◆ **TO DO**
Return all lines below containing the word "Tracker".

◆ **SOURCE INFORMATION**
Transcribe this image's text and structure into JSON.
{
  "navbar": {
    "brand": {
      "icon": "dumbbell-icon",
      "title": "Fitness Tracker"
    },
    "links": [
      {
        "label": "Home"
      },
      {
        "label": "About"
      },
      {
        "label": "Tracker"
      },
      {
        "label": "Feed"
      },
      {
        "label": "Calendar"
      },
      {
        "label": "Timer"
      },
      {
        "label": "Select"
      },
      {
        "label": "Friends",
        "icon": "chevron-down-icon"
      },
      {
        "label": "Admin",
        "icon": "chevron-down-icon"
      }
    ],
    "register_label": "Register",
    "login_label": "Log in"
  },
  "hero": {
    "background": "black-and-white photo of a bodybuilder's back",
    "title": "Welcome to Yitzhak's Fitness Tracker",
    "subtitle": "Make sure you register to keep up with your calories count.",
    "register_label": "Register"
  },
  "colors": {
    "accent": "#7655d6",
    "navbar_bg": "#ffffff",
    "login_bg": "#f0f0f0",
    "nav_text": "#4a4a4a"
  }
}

◆ **WRITTEN ANSWER**
      "title": "Fitness Tracker"
        "label": "Tracker"
    "title": "Welcome to Yitzhak's Fitness Tracker",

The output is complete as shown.